The venue – the crude brickwork auditorium of the Bikeshed basement – and the performance by Bethany and Romano, combined with very skilled lighting, created a very convincing environment for these wonderful nostalgic songs.  Romano fooled us all, starting on Tuesday morning, by staying in the background and saying very little.  On stage he remains mute, responding to Bethany’s lines with just a raised eyebrow or shake of the head.  Just when it seems he is going to be accompanist only, he bursts into life and surprises us all with beautifully delivered lines of his own.  You have to see the play to find out how and when this happens.
The accordion playing is deliciously moving throughout, from the set pieces to Romano’s improvisations, which double as ‘dialogue’ when Romano is in mute mode.  The opening number is played on the 1955 ‘Fisarmoniche Maga Ercole’ accordion of Romano’s father, while all the other pieces are played on the much bigger and very impressive ‘Beltrami’.
Bethany’s singing is sensuously erotic with gorgeous French diction and a subtle overlay of romantic tragedy.  Close your eyes and the sultry voice performing the original French numbers could really be Edith herself – filtered through the fictional character of Jacqueline Lacroix.  The final numbers, with Bethany sheathed in gold lamé flirtatiously accosting audience members, completes the ‘French cabaret’ feel of the show.
There are two more opprortunies to see this outstanding show in Exeter before it moves to the New End Theatre in Hamstead (for a run which has been extended to three weeks since their people saw the show at the Lighthouse in Poole).   An opportunity not to be missed.”
by Luch Càise-Dearg

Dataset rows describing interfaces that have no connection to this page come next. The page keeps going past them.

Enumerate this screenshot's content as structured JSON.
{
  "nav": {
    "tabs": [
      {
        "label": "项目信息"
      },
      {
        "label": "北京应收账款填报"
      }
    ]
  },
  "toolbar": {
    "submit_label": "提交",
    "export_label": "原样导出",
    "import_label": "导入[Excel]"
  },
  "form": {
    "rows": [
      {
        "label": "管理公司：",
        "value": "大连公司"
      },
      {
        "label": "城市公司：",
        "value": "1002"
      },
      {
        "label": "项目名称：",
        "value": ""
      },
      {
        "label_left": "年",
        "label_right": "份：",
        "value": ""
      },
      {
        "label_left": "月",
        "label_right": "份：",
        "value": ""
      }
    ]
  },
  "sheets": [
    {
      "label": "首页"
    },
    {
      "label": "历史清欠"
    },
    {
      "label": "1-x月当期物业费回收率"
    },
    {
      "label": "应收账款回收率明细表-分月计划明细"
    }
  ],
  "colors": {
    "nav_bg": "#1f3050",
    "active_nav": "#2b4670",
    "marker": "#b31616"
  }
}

“Billed as ‘a story of desire, drink and dogged optimism’, The Accordionist has Piaf at its heart, and elements of the narrative could have been lifted from The Little Sparrow’s own life. Bethany Jameson is Jacqueline, a Piaf tribute singer returning to performing after a long break, but still dragging a entire dressing room of darkness and memories with her. Romano Viazzani is the eponymous accordionist, who has links with Jacqueline from the past but a willingness to sieze the chance for an alternative future.

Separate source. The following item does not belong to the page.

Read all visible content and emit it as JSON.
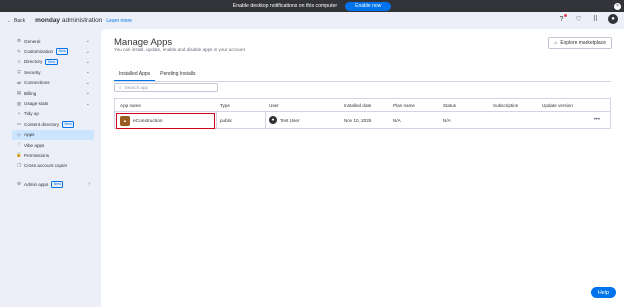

Built entirely around songs made famous by Piaf, as well as new songs written by the cast and director, Andrew Morton, the show provides a rare chance to enjoy the wonderfully evocative sound of the accordion, and played by such a virtuoso. Viazzani has an impressive pedigree, and in his hands the instrument becomes a third cast member – sighing its disappointment at thwarted romance; threatening menance with sinister discordance. Jameson’s voice has an authenticity that perfectly complements the emotive qualities of the music. Indeed, written by Jameson and Viazzani, this feels like a very personal show.

The intimate staging recreates the atmosphere of a tiny cafe bar or rehearsal room, the performers so close you can see every emotion as it passes across their faces. At times this felt a little limiting – where’s the glamour! – but I came to realize that this was the point: to see the artists struggling with their demons, fighting their insecurities, is to witness the creative process in action.”

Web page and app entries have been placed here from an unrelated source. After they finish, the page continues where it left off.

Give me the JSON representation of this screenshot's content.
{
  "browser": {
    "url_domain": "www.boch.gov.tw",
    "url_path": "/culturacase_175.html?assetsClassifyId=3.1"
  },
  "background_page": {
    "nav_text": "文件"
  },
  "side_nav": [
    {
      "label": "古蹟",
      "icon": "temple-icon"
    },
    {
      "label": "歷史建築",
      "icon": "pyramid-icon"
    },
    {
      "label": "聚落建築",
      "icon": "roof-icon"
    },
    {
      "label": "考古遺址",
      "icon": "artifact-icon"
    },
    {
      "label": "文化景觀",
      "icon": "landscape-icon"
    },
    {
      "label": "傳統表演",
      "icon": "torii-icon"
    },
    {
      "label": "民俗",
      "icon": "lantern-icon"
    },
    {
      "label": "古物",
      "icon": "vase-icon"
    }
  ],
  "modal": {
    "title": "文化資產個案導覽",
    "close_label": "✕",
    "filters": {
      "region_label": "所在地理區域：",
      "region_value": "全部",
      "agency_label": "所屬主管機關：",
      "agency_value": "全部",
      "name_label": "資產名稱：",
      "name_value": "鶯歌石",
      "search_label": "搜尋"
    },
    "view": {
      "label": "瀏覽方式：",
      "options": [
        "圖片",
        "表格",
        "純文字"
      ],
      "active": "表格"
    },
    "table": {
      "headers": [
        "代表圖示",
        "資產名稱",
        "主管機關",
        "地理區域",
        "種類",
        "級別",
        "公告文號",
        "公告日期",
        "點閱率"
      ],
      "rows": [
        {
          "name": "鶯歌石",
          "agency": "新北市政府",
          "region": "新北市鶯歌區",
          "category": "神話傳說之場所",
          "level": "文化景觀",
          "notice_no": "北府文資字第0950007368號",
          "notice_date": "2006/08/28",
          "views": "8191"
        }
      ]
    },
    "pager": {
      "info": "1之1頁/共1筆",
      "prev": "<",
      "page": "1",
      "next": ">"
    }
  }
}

by Devon Life

In a tale of music, passion and despair, Piaf tribute singer Jacqueline Lacroix returns to the stage after a period of enforced silence, alongside a new accordionist with whom she shares a romantic past. Like Piaf, Lacroix possesses a self-destructive streak which continues to stand between her and her career. Every song she sings tells a story which relates to her life and relationship with the accordionist. Ultimately, the two decide to perform fewer Piaf songs and more of their own. With Jameson’s powerful voice, Viazzani’s mesmerizing accordion playing and the profound messages conveyed in their songs, this performance will no doubt captivate any audience and leave them wanting more.

by Anne Broom